Supplied records section start
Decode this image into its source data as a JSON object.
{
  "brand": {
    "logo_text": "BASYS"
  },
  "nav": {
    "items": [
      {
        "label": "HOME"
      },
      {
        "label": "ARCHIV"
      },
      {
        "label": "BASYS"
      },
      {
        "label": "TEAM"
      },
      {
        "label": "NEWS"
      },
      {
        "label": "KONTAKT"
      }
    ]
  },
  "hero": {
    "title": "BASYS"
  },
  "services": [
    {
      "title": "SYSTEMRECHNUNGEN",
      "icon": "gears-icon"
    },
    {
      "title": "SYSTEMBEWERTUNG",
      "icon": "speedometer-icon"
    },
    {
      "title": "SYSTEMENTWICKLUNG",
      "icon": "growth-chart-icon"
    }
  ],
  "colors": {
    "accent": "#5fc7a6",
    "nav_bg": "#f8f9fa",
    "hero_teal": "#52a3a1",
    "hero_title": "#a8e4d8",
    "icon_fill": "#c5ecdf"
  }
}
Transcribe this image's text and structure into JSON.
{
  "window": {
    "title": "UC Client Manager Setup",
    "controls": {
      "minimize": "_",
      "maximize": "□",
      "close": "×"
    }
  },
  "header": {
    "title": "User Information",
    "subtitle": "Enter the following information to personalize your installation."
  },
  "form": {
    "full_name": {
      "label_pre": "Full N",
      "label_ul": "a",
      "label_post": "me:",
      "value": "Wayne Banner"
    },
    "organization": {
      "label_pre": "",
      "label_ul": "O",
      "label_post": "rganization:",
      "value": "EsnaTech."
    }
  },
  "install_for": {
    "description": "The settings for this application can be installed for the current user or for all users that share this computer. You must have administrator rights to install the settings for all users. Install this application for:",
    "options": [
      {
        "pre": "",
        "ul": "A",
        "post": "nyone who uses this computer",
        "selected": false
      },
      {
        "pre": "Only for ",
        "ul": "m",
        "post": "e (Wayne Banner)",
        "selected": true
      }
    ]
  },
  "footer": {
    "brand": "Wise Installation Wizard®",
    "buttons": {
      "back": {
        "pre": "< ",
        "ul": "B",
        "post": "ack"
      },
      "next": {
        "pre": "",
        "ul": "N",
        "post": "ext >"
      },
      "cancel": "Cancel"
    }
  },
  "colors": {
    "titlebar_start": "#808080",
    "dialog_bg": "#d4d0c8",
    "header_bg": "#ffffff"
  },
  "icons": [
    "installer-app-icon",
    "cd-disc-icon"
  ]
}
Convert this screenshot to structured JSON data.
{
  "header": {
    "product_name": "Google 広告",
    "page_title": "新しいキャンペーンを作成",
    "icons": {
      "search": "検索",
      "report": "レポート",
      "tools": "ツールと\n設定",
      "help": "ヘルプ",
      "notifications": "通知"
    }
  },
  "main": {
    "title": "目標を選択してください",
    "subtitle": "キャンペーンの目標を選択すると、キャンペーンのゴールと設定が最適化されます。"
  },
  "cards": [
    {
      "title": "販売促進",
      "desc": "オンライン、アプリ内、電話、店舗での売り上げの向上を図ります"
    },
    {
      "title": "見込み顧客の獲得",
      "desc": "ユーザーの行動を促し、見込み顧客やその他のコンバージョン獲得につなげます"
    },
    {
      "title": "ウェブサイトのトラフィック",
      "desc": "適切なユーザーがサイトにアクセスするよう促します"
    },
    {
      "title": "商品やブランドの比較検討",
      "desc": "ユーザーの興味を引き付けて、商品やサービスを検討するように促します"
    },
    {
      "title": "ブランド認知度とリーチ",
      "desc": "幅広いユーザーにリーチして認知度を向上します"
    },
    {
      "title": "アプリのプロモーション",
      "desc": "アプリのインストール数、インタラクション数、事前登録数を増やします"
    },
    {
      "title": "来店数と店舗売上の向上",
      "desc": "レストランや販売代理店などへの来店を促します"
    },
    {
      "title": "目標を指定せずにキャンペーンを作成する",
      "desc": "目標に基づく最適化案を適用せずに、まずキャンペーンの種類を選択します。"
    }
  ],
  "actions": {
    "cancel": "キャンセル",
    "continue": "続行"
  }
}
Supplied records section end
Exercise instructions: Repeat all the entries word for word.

Result:
Decode this image into its source data as a JSON object.
{
  "brand": {
    "logo_text": "BASYS"
  },
  "nav": {
    "items": [
      {
        "label": "HOME"
      },
      {
        "label": "ARCHIV"
      },
      {
        "label": "BASYS"
      },
      {
        "label": "TEAM"
      },
      {
        "label": "NEWS"
      },
      {
        "label": "KONTAKT"
      }
    ]
  },
  "hero": {
    "title": "BASYS"
  },
  "services": [
    {
      "title": "SYSTEMRECHNUNGEN",
      "icon": "gears-icon"
    },
    {
      "title": "SYSTEMBEWERTUNG",
      "icon": "speedometer-icon"
    },
    {
      "title": "SYSTEMENTWICKLUNG",
      "icon": "growth-chart-icon"
    }
  ],
  "colors": {
    "accent": "#5fc7a6",
    "nav_bg": "#f8f9fa",
    "hero_teal": "#52a3a1",
    "hero_title": "#a8e4d8",
    "icon_fill": "#c5ecdf"
  }
}
Transcribe this image's text and structure into JSON.
{
  "window": {
    "title": "UC Client Manager Setup",
    "controls": {
      "minimize": "_",
      "maximize": "□",
      "close": "×"
    }
  },
  "header": {
    "title": "User Information",
    "subtitle": "Enter the following information to personalize your installation."
  },
  "form": {
    "full_name": {
      "label_pre": "Full N",
      "label_ul": "a",
      "label_post": "me:",
      "value": "Wayne Banner"
    },
    "organization": {
      "label_pre": "",
      "label_ul": "O",
      "label_post": "rganization:",
      "value": "EsnaTech."
    }
  },
  "install_for": {
    "description": "The settings for this application can be installed for the current user or for all users that share this computer. You must have administrator rights to install the settings for all users. Install this application for:",
    "options": [
      {
        "pre": "",
        "ul": "A",
        "post": "nyone who uses this computer",
        "selected": false
      },
      {
        "pre": "Only for ",
        "ul": "m",
        "post": "e (Wayne Banner)",
        "selected": true
      }
    ]
  },
  "footer": {
    "brand": "Wise Installation Wizard®",
    "buttons": {
      "back": {
        "pre": "< ",
        "ul": "B",
        "post": "ack"
      },
      "next": {
        "pre": "",
        "ul": "N",
        "post": "ext >"
      },
      "cancel": "Cancel"
    }
  },
  "colors": {
    "titlebar_start": "#808080",
    "dialog_bg": "#d4d0c8",
    "header_bg": "#ffffff"
  },
  "icons": [
    "installer-app-icon",
    "cd-disc-icon"
  ]
}
Convert this screenshot to structured JSON data.
{
  "header": {
    "product_name": "Google 広告",
    "page_title": "新しいキャンペーンを作成",
    "icons": {
      "search": "検索",
      "report": "レポート",
      "tools": "ツールと\n設定",
      "help": "ヘルプ",
      "notifications": "通知"
    }
  },
  "main": {
    "title": "目標を選択してください",
    "subtitle": "キャンペーンの目標を選択すると、キャンペーンのゴールと設定が最適化されます。"
  },
  "cards": [
    {
      "title": "販売促進",
      "desc": "オンライン、アプリ内、電話、店舗での売り上げの向上を図ります"
    },
    {
      "title": "見込み顧客の獲得",
      "desc": "ユーザーの行動を促し、見込み顧客やその他のコンバージョン獲得につなげます"
    },
    {
      "title": "ウェブサイトのトラフィック",
      "desc": "適切なユーザーがサイトにアクセスするよう促します"
    },
    {
      "title": "商品やブランドの比較検討",
      "desc": "ユーザーの興味を引き付けて、商品やサービスを検討するように促します"
    },
    {
      "title": "ブランド認知度とリーチ",
      "desc": "幅広いユーザーにリーチして認知度を向上します"
    },
    {
      "title": "アプリのプロモーション",
      "desc": "アプリのインストール数、インタラクション数、事前登録数を増やします"
    },
    {
      "title": "来店数と店舗売上の向上",
      "desc": "レストランや販売代理店などへの来店を促します"
    },
    {
      "title": "目標を指定せずにキャンペーンを作成する",
      "desc": "目標に基づく最適化案を適用せずに、まずキャンペーンの種類を選択します。"
    }
  ],
  "actions": {
    "cancel": "キャンセル",
    "continue": "続行"
  }
}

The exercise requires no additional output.